"The story of Lake Boort, told by Bill Code with compelling insight, is complex and multi-layered. First, it reaches backwards through tens of thousands of years of Dja Dja Wurrung custodianship. But in a time when the gulf between Aboriginal and non-Indigenous people seems to be widening, it also resonates today through the shared efforts between black and white Australians to preserve and protect remarkable natural and cultural heritage. There is a more recent shared history, too, that unfolded around the sacred scar trees and the middens - one of land dispossession and of the theft of precious cultural artefacts. Gary Murray, among the most remarkable activists of his generation and central to the story of then and now, is central to efforts to reconcile the wrongs of the past."

Katharine Catelloti, Ecological Researcher:

"Perhaps no Australian tree is as iconic as the river red gum but remaining forests of these beautiful and ecologically significant eucalypts are under threat. River red gums stand amidst a struggle between the ever increasing demands for water by large scale agricultural industry and environmental conservation. The riparian habitats of river red gums are increasingly not receiving the water they need, while also facing pressures of logging and habitat removal. These trees can live for many hundreds of years and their presence is vital to the aquatic ecology and animals that are so unique and precious in the arid landscape of Australia. A large network of Australian scientists continue to work to highlight the precarious situation faced by river red gum flood plains and I am thrilled to know that a film which touches on both their environmental and cultural/historical significance can highlight the importance of looking after these icons of the Australian interior."

Andy Long, archaeologist and leading scarred tree expert:

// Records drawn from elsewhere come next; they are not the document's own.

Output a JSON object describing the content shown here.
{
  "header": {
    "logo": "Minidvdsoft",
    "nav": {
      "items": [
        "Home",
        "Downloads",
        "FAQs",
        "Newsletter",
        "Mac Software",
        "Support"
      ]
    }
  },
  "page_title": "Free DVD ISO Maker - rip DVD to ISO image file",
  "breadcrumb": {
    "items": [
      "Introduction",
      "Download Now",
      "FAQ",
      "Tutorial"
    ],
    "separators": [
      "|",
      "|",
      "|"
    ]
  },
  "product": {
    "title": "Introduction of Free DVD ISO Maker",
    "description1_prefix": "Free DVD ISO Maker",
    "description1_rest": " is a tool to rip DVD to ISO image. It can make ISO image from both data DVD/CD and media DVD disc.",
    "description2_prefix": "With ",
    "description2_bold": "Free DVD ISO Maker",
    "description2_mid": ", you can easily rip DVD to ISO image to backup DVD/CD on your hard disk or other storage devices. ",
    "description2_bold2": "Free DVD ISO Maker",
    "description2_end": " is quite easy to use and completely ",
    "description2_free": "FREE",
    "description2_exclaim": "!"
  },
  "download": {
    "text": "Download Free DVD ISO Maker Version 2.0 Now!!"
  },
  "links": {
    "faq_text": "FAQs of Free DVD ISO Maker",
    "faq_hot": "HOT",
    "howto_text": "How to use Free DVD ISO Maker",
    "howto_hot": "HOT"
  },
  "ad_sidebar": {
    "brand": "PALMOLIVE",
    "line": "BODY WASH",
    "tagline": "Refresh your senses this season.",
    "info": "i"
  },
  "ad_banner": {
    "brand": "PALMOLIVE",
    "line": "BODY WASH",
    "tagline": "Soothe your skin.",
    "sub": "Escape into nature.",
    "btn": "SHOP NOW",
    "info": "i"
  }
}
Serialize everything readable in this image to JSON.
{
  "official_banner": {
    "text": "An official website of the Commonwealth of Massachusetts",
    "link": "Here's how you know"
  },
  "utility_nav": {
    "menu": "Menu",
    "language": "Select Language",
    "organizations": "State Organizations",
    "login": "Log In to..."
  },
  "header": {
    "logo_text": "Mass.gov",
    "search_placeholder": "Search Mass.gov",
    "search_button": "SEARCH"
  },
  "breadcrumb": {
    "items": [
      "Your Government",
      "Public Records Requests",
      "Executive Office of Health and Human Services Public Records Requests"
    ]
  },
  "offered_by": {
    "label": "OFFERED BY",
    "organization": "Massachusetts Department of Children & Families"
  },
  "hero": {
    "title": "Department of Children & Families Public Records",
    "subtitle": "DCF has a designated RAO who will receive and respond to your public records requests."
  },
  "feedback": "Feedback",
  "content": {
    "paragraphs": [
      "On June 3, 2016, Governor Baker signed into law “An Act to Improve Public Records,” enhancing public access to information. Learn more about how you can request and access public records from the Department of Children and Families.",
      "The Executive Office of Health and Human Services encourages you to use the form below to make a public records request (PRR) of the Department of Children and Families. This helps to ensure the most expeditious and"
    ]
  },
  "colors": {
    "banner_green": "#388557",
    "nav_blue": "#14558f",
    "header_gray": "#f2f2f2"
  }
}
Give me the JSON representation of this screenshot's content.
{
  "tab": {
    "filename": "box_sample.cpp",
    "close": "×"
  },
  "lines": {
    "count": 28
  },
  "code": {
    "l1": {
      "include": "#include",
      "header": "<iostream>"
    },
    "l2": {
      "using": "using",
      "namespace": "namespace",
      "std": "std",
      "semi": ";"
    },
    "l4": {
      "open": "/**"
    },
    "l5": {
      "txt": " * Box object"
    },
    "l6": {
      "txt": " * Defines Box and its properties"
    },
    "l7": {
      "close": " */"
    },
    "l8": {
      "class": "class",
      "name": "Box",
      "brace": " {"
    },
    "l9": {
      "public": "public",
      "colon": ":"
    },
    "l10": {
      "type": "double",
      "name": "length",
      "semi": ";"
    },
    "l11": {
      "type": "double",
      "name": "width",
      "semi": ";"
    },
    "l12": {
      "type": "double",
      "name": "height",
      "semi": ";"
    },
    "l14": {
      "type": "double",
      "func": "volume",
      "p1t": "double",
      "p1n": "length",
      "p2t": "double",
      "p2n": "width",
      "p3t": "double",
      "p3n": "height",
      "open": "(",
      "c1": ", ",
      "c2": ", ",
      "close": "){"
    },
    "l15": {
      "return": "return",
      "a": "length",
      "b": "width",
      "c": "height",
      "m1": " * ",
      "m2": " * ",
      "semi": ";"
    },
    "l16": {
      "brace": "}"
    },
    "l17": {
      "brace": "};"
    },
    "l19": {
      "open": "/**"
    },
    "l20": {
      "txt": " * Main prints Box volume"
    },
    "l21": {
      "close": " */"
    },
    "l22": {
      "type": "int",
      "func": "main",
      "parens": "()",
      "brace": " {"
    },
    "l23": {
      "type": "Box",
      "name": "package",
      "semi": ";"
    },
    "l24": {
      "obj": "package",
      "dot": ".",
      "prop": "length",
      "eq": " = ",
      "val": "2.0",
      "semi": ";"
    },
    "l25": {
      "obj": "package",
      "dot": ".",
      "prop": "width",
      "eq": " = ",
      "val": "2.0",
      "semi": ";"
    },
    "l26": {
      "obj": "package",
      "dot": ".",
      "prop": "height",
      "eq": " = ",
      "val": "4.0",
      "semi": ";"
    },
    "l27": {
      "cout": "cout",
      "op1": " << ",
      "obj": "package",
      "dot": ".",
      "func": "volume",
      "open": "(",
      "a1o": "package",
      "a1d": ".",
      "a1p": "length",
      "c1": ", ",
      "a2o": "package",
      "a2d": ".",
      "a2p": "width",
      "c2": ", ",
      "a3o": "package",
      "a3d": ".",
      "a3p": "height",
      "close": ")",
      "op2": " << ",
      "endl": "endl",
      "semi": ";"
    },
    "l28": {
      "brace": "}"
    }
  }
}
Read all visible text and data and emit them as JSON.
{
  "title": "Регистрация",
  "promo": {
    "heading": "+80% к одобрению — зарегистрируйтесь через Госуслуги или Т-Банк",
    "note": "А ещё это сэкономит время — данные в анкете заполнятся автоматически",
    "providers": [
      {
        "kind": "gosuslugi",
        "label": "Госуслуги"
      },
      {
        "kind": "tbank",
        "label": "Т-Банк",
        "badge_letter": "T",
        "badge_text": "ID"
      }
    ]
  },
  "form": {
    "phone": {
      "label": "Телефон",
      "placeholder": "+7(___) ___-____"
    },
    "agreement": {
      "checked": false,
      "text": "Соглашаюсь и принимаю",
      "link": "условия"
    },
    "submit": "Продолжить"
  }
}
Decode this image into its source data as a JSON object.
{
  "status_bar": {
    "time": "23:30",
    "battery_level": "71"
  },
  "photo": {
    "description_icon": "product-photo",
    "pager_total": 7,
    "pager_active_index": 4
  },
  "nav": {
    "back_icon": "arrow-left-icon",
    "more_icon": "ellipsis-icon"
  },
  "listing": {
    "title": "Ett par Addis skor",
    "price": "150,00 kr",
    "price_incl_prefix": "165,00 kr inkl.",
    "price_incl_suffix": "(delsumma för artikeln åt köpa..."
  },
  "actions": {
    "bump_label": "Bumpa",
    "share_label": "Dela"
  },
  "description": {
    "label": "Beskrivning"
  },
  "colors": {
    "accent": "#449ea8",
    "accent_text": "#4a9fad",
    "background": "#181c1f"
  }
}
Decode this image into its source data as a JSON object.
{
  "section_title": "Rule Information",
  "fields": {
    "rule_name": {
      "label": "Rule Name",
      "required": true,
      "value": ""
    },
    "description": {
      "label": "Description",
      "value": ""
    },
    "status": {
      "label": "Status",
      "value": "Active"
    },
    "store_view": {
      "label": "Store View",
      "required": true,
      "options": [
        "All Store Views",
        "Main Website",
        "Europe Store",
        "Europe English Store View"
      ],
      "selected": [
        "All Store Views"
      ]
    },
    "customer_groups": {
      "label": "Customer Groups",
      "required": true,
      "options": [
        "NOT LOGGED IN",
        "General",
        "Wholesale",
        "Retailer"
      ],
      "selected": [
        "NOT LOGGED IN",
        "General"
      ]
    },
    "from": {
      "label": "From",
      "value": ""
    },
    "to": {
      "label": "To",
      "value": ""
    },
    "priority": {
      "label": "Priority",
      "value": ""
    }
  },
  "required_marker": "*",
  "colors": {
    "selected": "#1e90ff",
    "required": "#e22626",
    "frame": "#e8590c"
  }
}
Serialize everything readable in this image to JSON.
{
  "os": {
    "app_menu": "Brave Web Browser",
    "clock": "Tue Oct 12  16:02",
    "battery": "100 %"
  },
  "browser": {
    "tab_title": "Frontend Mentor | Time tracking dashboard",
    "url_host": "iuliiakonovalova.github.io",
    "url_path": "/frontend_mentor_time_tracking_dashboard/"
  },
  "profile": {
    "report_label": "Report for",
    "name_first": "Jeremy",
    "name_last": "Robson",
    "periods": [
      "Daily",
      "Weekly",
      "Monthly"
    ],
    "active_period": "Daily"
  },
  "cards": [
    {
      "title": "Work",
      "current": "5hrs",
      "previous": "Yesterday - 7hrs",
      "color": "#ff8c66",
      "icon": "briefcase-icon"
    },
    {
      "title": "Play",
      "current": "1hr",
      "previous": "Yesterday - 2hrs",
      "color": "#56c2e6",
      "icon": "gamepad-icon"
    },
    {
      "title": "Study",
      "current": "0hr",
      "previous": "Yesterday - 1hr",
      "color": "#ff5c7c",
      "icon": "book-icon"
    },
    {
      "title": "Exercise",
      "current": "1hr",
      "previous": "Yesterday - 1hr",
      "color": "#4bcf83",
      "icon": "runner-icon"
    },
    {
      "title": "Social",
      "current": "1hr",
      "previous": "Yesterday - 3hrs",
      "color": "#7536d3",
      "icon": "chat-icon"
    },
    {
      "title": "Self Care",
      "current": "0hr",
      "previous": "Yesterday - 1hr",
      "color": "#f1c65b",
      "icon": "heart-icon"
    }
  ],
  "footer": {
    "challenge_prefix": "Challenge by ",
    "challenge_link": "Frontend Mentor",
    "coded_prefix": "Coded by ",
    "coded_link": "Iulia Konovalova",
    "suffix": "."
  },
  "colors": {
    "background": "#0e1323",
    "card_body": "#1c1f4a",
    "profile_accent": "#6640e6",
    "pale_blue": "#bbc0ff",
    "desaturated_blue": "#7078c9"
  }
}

"The Boort scarred trees are extremely important as a group, given their density, number and diversity of type, including exceptional surviving examples of bark removal and toe hold scars. They provide perhaps the only remaining opportunity for the study and protection of a traditional Aboriginal landscape through timber and trees."

November 6, 2017
Christian Pazzaglia joins the team as Producer
Thrilled to announce that Christian Pazzaglia has joined the team as a co-producer! Christian is an experienced producer, creative director and programme curator from Italy via The Netherlands. In 2016 he co-produced Daisuke Miyazaki’s film ‘Yamato (California)’ .
July 13, 2017
Teaser/crowdfund video coming
We are extremely close to releasing a brand new teaser/crowdfunding video featuring new characters and some beautiful new footage. We'll be able to start the funding push in earnest then, and are looking forward to feedback!
March 17, 2017
Educational programmes begin on the lake
We've just come back from spending a week in Boort with characters Jida Gulpilil and Paul Haw - got some great filming done to capture educational programmes and tours being carried out by Jida, with Paul showing us where a new 'scarred tree walkway' will be laid out near the Little Lake. Things are really moving! 

Photographer Rodney Dekker came along and got some great pics in the bag; 

You can see the rest here on the 'gallery' tab.

January 15, 2017
Jida Gulpilil to join list of characters
We're pleased to say a new character has arrived on the scene, and will feature in the film. 

There have been few Yung Balug/Dja Dja Wurrung people living in Boort in recent years. Clan member Gary Murray has been able to work constructively with Paul Haw, who lives on the lake, for many years now.

Now, in late 2016, Yung Balug clan member Jida Gulpilil has returned to live on the lake with his young family. Gulpilil plans to spend part of the year living on his father David's Yolngu country in the Top End, and part of it on his mother's Dja Dja Wurrung country here in Victoria. He's received a grant to establish cultural tours to share his knowledge, and with the lake filled once more with water, Jida is starting boat tours of school children and others around the lake to see the trees, middens and other cultural sites. We're thrilled he's agreed to be involved with the film.